Mucosal-associated invariant T (MAIT) cells are abundant in the lung and contribute to host defense against infections. During bacterial infections, MAIT cell activation has been proposed to require T cell receptor (TCR)-mediated recognition of antigens derived from the riboflavin synthesis pathway presented by the antigen-presenting molecule MR1. MAIT cells can also be activated by cytokines in an MR1-independent manner, yet the contribution of MR1-dependent vs. -independent signals to MAIT cell functions in vivo remains unclear.

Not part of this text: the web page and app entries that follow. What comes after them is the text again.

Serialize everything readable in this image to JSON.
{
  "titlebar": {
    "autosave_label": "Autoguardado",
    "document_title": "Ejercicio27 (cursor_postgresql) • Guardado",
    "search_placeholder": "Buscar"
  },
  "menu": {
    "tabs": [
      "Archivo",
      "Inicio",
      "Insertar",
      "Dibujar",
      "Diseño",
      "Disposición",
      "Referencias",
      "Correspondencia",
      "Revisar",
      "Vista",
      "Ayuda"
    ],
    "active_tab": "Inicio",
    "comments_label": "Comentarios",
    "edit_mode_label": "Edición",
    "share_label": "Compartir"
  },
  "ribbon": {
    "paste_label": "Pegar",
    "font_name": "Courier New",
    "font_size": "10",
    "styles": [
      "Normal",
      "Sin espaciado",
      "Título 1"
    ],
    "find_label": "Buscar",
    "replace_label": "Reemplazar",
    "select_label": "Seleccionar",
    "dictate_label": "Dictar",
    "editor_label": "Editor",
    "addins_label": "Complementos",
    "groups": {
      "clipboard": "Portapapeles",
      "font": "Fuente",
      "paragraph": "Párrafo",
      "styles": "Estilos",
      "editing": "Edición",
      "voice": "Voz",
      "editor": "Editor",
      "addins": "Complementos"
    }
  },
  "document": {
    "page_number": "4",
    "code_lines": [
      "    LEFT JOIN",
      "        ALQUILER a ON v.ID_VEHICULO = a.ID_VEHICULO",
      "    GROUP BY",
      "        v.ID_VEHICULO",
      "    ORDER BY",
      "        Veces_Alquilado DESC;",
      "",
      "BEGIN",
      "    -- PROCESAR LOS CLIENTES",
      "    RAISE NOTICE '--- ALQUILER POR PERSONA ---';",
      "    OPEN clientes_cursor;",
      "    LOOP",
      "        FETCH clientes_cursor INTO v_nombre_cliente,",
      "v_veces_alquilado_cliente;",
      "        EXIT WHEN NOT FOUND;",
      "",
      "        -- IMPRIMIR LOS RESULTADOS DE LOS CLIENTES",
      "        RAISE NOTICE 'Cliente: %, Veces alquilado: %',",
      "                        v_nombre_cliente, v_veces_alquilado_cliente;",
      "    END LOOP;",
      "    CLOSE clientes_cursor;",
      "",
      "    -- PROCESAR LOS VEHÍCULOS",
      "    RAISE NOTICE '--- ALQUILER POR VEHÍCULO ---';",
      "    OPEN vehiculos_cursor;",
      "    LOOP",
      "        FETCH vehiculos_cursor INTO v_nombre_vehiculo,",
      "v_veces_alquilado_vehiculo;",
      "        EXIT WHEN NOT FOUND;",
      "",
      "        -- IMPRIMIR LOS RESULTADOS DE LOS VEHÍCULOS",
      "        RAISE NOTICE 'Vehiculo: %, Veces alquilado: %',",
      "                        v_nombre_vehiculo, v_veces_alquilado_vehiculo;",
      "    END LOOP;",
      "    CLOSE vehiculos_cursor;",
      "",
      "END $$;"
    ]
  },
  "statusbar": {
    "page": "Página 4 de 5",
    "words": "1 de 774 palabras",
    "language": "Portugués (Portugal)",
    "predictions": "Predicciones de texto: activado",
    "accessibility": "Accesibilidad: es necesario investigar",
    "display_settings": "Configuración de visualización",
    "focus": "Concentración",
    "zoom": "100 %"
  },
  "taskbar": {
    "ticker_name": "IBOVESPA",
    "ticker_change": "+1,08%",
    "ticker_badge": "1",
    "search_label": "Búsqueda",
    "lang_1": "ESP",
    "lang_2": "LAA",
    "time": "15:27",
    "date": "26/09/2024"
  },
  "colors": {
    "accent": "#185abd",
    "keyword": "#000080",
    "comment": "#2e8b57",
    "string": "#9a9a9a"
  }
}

Here, we use Klebsiella pneumoniae as a model of bacterial pneumonia and demonstrate that MAIT cell activation is independent of MR1 and primarily driven by type I interferons (IFNs). During Klebsiella infection, type I IFNs stimulate activation of murine and human MAIT cells, induce a Th1/cytotoxic transcriptional program, and modulate MAIT cell location within the lungs. Consequently, adoptive transfer or boosting of pulmonary MAIT cells protect mice from Klebsiella infection, with protection being dependent on direct type I IFN signaling on MAIT cells. These findings reveal type I IFNs as new molecular targets to manipulate MAIT cell functions during bacterial infections.
The Journal of experimental medicine
The Peter Gorer Department of Immunobiology, King's College London, London, UK.
Animals, Humans, Mice, Klebsiella pneumoniae, Klebsiella Infections, Pneumonia, Bacterial, Interferon Type I, Mucosal-Associated Invariant T Cells